The point here is that no one moved “beyond the narrative” when it didn’t apply. The kid said it was clock, the police ascertained it was a clock, and yet, even after verifying it was a clock, they STILL arrested him AND suspended him from school. For building a clock.
At 14 years old, sure, you might think putting together a clock “from a kit” will impress your teacher. As a former geek teen, I could list plenty of things that I did–writing awful poetry that was very obviously “modeled after” better poetry, reading books that I thought were “advanced,” writing essays that were twice the length of the assignment–that I hoped would impress my teachers that, looking back, were not the least bit impressive at all. But I was a kid, and that was the scope of my experience. It was new and different for me. And it was also, at the very least, an effort to better myself for the sake of education.
So yes, one mistake and there is tragedy, and I am on board with what the school did as far as the teacher reporting the “possible bomb” and the police coming. But the way it was handled demonstrates from the outset they never thought it was actually a bomb–you don’t keep everyone in the building with the bomb and the bomber for a casual questioning when he could just set it off. And when they had 100% surety that it was a clock, they still arrested him and also suspended him from school, for essentially doing extra course-related work and trying to impress his teacher. Great precedent to establish there–striving to achieve something educationally gets you arrested and booted out of school for three days. I now understand so much more about Texas if that’s how they run their educational system.

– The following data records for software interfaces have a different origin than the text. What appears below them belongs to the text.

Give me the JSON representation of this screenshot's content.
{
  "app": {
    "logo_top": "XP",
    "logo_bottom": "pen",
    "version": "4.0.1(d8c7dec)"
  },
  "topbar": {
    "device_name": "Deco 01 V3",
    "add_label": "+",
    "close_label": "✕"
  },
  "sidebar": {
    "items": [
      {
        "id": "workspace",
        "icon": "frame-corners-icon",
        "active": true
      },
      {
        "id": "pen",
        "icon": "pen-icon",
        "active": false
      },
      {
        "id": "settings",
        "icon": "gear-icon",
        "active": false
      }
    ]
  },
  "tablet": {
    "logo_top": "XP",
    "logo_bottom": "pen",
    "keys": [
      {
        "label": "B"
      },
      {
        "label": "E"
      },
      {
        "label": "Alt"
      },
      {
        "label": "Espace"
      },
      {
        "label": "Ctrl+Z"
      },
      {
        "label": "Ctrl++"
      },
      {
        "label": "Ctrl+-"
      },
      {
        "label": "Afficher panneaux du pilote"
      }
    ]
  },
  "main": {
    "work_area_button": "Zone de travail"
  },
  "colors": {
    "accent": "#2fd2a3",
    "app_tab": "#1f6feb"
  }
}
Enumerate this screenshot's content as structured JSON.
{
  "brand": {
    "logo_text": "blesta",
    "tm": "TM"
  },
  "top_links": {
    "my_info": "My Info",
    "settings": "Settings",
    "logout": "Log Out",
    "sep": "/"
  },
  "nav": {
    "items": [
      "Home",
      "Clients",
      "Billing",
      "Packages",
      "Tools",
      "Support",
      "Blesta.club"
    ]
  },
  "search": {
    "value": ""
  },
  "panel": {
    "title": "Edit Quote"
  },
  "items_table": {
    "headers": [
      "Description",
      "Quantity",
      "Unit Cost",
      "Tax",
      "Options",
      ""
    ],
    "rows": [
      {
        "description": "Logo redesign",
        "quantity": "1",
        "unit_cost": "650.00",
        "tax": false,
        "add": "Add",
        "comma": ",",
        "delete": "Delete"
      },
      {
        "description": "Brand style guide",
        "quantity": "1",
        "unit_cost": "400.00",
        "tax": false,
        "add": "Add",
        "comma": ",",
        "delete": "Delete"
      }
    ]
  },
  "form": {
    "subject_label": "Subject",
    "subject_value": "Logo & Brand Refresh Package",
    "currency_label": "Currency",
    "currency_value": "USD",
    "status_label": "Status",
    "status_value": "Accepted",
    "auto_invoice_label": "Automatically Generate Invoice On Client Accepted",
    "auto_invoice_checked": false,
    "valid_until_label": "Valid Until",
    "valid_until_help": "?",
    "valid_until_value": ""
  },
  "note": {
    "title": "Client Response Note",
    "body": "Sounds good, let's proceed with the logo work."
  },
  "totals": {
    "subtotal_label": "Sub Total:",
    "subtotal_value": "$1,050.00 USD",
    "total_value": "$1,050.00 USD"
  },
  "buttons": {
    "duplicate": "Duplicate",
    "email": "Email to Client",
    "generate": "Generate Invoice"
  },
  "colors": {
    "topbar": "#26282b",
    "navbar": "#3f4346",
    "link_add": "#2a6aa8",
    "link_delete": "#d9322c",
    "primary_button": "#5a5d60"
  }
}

Last weekend, on the public radio show “Wait, Wait, Don’t Tell Me” the host pointed out that not providing context is a standard communication trait in dealing with 14-year old males.
It was not a bomb. They knew it was not a bomb. The CHILD never said it was a bomb to anybody. Foe it to have been a “hoax bomb” there has to have been a hoax… that is, the child would have HAD to have been carrying the clock with intent to scare people into thinking it was a bomb. If he had wanted to make a “hoax Bomb” he would have had wires running to cardboard tubes, or Plasticene or something made to look like explosive. It was not a hoax bomb. it was a clock. This school did not want this child in their school, the local police dept did not want this family in their town. The Kid made a clock. and told everyone it was a clock. everything else that happened was pure racism
This is an interesting take on the case, and I can’t help but see a pattern in my own thinking as a result, as someone who shared the referenced meme. I have trouble intuitively imagining a person being so absorbed in the narrative of “Muslim bomber” that not only does the narrative of “Teen nerd” not occur to them, but they punish a teenager for not conforming to the narrative, even though I consciously am aware of the power of such narratives over human psychology and institutions.
But the narrative of “racist institution framing innocent” jumps to mind a lot more clearly once I notice a pattern of events that do not conform to “they mistakenly took it for a bomb.” And that narrative lead me to “calling it a ‘hoax bomb'”+”the kid never called it a bomb” sounding like “they are trying to hide that they were framing him.” But taking this perspective more cleanly fits with their inside-view and with human psychology than making them into “evil racists picking on children” even if they actually ARE evil racists picking on children.
as a very naive person, i could not for my life figure out their questioning beyond the “it’s a clock”. what was the kid supposed to say………..?
now i get it.
::slow clap:: Well said.